Gasoline, meanwhile, is selling for 35 to 40 cents a gallon higher than a year ago. In Texas, regular unleaded now averages $2.68, up 37 cents.
Of the 32.1 million people making trips this holiday, 87 percent will go by car.
Though millions of people still look for work, Americans are starting to spend and travel more as a hobbled economy appears to limp toward a long recovery.
Over the Christmas and New Year’s break, 87.7 million Americans will travel 50 miles or more from home, up 3.8 percent from last year’s bleak season and the largest jump in six years, according to AAA.
That means one in four U.S. residents will soon be on the roads, riding rails or in the air to see friends and family this season. Travelers budgeted an average of $1,009 per household for the holidays, with two-thirds expecting to spend at least as much as they did at this time last year, an AAA survey indicates.
Americans shaken by last year’s economic crash may be regaining enough confidence to hit the roads in higher numbers this Thanksgiving, according to AAA.
When a wobbly economy finally nose-dived last fall, Thanksgiving trips also plunged, by 25 percent from the year before, the travel association reports.

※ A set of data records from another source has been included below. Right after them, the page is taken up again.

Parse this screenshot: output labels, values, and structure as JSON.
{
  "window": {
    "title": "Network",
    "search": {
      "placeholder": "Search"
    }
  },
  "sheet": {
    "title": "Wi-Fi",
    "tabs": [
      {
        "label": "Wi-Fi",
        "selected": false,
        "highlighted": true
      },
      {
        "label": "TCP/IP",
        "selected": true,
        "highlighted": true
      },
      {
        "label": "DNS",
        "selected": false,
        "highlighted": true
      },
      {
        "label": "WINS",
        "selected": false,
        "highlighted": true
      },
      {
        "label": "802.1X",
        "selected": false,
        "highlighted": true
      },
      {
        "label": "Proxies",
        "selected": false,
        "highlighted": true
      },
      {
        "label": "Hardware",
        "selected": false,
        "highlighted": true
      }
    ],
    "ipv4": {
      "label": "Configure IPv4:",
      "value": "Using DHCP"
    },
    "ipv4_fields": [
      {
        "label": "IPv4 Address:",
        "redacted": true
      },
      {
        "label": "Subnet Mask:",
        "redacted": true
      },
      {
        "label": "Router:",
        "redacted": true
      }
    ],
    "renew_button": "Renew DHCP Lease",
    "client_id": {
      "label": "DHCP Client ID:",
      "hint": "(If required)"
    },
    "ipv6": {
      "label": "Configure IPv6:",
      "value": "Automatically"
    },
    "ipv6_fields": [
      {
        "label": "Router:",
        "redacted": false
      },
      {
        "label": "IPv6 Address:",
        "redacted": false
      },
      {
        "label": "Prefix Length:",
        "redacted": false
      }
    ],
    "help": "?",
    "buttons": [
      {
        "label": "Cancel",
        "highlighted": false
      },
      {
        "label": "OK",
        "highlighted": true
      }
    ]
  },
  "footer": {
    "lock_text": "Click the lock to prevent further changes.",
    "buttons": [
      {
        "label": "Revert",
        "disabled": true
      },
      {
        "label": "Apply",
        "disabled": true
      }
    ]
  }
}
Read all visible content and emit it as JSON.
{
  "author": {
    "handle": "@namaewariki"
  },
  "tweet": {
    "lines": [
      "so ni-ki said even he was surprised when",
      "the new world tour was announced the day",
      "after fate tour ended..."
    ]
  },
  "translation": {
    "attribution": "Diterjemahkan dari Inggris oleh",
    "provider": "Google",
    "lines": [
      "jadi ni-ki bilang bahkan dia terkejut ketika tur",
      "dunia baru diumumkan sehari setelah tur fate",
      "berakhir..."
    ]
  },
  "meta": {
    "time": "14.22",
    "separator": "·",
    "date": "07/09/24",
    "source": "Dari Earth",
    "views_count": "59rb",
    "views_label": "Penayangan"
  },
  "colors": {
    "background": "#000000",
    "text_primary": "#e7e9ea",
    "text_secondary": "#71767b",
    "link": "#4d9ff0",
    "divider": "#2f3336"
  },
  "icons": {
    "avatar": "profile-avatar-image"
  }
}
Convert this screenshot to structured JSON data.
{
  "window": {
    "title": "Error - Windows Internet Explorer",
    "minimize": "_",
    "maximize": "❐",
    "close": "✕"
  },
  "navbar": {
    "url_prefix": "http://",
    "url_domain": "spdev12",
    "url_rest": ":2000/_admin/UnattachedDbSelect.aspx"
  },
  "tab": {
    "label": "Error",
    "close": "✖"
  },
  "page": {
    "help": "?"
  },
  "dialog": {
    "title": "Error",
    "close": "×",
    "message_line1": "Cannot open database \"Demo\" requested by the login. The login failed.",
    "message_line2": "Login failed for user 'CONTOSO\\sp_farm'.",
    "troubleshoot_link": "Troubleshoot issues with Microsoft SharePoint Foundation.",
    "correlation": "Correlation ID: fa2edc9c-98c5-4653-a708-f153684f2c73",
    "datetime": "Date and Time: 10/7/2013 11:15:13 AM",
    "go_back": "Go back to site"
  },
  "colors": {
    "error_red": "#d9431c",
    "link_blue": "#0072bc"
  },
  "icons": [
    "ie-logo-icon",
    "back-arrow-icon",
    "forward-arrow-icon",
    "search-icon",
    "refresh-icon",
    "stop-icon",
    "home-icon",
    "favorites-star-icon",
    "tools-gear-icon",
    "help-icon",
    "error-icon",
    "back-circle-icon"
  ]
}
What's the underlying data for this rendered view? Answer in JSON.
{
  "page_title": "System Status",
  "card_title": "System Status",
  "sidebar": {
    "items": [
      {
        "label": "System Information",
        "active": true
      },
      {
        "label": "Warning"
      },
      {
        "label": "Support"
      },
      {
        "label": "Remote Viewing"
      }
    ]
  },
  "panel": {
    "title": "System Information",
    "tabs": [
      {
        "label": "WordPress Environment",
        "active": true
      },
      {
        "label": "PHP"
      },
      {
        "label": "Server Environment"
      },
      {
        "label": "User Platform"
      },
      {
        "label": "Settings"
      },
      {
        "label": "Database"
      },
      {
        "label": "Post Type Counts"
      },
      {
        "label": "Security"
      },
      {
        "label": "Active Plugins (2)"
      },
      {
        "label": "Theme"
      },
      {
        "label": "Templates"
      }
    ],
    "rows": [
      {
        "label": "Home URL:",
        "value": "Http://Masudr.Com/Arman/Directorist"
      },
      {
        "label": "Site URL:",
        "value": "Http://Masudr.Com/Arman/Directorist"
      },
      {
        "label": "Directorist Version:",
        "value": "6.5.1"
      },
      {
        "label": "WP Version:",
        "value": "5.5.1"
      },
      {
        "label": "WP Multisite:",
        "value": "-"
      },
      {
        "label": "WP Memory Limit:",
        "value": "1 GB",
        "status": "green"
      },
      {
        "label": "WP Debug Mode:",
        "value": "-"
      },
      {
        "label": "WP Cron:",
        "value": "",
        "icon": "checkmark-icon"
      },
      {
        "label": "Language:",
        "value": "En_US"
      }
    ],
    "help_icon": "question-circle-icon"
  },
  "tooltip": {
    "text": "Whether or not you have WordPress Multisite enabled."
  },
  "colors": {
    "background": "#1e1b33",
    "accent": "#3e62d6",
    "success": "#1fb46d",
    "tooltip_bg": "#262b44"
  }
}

This year, with unemployment higher than it’s been since 1983 despite economic growth last quarter, 38.4 million Americans — one in eight — will travel at least 50 miles from home, up a slight 1.4 percent.
But the numbers, like the economy, could be rickety.